Design learning space
It is important that you plan, prototype and test the space carefully before investing heavily in a 'final' product.
- What is the best way to plan the space and who can be involved in this process?
- What are the constraints for developing your desired space and how can you overcome these constraints?
- What funding is required to redesign the space and how will you finance it?
Tips for designing learning space
- Remain focused on the educational model, identify desired learning or learning problems you are trying to address.
- Engage all users in the ideation phase. See Cleverism.com for some ideation strategies.
- Plan and prototype a space using digital or physical models or drawings.
- Work towards a realistic budget.
- Explore available product options. See the procurement (staff only) website for details on catalogues and how to purchase.
A broad understanding of an innovative learning environment can be understood as:
- Learner-centred - focus of all activities.
- Structured and well designed - role of teachers in supporting inquiry and autonomous learning.
- Profoundly personalised - sensitive to individual and group differences in terms of background, prior knowledge, motivation and abilities.
- Inclusive - sensitive to individual and group differences in terms of learning needs.
- Social - learning most effective when cooperative and in-group settings (Blackmore, Bateman, O'Mara, & Loughlin, 2011).
As a basic requirement, flexible learning spaces should provide sound acoustics, lighting, technology, heating and air quality.
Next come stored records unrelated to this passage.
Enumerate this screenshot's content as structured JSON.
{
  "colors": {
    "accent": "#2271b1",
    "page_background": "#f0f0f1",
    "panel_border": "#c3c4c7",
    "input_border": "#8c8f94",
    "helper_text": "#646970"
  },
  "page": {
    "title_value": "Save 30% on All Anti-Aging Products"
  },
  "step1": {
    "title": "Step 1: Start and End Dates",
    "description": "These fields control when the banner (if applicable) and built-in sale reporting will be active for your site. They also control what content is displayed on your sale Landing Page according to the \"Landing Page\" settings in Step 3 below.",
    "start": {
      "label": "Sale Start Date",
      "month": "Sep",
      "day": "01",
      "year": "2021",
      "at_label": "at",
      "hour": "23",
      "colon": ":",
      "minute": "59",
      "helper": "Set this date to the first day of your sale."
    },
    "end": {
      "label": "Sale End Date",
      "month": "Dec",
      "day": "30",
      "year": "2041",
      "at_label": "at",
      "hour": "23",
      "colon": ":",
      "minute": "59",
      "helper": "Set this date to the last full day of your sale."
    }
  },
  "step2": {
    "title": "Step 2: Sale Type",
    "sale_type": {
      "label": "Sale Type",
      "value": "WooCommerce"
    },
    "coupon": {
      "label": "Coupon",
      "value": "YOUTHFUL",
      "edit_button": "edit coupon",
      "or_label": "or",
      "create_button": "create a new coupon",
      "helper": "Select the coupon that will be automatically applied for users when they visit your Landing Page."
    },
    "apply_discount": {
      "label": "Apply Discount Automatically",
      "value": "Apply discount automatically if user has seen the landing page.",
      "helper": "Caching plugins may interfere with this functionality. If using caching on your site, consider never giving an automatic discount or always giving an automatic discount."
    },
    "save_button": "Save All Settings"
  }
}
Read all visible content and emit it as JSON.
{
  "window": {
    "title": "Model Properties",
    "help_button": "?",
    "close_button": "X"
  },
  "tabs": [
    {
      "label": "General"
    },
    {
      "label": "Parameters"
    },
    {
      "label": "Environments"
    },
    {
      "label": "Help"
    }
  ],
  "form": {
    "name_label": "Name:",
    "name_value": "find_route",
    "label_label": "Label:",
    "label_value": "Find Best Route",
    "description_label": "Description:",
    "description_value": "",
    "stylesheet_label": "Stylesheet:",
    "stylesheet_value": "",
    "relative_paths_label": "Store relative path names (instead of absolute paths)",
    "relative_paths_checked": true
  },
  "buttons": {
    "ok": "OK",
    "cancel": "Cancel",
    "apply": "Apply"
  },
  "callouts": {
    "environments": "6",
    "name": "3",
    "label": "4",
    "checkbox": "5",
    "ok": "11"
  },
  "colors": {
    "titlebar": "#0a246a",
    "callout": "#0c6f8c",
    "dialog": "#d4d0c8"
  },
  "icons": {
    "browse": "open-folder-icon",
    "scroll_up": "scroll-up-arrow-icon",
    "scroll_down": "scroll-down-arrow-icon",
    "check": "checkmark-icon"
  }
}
Flexible learning spaces should allow teachers to structure multiple learning areas and activities so students can learn at an appropriate level to their own development. The spaces should also be designed to support the use of digital technologies, working together across traditional student groups and problem solving (Ministry of Education).
Whole-school factors do not seem to be anywhere near as important as the design of individual classrooms (Barrett, et al. 2015). Evidence suggests that the physical characteristics of primary schools do impact on pupils' learning progress in reading, writing and mathematics. This impact is quite large, explaining 16% of the variation in the overall progress over a year of the 3677 pupils included in the study (Barrett, et al. 2015).